__Exercise description__: Extract all lines in the data that contain the word "gradlew".

START Source data

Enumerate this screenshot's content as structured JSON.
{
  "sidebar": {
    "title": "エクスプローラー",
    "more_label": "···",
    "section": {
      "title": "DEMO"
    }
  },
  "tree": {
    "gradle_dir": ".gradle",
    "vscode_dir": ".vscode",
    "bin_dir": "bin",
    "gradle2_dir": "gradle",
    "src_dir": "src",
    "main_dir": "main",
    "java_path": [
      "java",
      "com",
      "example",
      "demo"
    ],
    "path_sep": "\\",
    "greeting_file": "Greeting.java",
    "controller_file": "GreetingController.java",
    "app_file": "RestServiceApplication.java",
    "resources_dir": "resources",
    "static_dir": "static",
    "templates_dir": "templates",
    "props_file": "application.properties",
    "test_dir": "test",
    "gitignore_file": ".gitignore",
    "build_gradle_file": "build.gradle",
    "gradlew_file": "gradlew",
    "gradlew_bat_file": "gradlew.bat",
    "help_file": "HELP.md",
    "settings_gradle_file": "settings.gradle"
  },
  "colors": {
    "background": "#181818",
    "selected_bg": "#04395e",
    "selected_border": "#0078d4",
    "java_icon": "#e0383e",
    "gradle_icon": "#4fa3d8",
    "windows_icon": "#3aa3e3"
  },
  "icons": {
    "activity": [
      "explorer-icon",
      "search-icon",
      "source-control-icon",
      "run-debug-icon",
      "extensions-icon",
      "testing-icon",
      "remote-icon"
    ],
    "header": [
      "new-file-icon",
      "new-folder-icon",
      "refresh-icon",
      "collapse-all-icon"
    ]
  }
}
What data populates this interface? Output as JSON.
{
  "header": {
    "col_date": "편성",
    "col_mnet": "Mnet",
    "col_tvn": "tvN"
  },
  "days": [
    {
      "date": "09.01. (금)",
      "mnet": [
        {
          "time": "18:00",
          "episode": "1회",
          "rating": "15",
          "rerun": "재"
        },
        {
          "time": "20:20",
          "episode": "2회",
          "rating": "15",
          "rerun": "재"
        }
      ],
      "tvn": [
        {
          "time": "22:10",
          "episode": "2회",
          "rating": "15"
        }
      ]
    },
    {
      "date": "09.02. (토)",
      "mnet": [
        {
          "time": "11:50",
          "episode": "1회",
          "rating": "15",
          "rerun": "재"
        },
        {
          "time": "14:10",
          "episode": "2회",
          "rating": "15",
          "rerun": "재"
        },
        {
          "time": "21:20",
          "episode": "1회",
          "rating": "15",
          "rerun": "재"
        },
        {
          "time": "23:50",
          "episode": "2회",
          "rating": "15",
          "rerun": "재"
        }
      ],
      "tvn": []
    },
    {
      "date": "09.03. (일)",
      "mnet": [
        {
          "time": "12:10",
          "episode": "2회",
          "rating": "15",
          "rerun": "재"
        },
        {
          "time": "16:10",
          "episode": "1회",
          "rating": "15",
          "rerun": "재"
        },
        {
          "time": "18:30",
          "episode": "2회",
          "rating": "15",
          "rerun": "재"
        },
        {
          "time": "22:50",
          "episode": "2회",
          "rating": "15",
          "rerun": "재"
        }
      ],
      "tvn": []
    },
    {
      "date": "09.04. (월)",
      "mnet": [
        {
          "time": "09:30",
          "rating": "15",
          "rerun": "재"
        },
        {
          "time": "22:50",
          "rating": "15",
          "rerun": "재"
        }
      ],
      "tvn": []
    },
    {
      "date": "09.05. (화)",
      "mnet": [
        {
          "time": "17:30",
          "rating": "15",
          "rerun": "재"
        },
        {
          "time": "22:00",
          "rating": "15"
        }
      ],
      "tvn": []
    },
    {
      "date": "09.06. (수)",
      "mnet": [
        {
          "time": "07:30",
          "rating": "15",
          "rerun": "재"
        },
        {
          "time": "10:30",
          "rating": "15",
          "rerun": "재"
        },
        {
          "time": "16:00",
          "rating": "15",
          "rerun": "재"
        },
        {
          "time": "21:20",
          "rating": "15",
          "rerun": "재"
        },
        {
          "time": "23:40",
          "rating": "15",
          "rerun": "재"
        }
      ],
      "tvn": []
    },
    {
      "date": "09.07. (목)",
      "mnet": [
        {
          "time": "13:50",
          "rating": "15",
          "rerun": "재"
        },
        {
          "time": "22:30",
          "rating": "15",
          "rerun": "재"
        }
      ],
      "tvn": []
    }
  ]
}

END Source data

__Written solution__:
    "gradlew_file": "gradlew",
    "gradlew_bat_file": "gradlew.bat",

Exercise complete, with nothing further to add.